General Audience Abstract
This study examines connections between middle-grade students' arithmetic reasoning and algebraic reasoning in their conceptualization of how two quantities vary together (covariation). I interviewed 6 cognitively diverse middle-grade students to investigate these connections and determine at the level of mental action level the types of quantities and actions students use in covariation. After collecting data on the 6 students and reflecting on the richness of each case, I elected to focus on one student for a fine-grain analysis. From this case study of Daniel, an algebra student, I found he used his arithmetic unit structures in unique ways depending on what quantities a task asked him to work with.
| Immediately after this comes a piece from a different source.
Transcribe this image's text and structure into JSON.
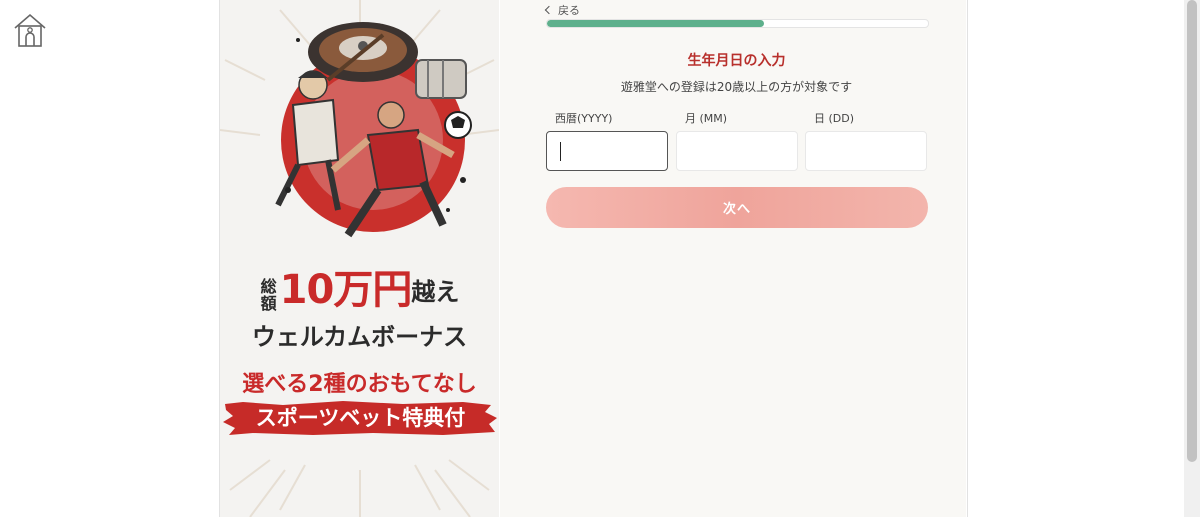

I also found that Daniel's use of time as a measured quantity in his covariational reasoning influenced how he conceptualized two quantities changing together.
- Doctoral Dissertations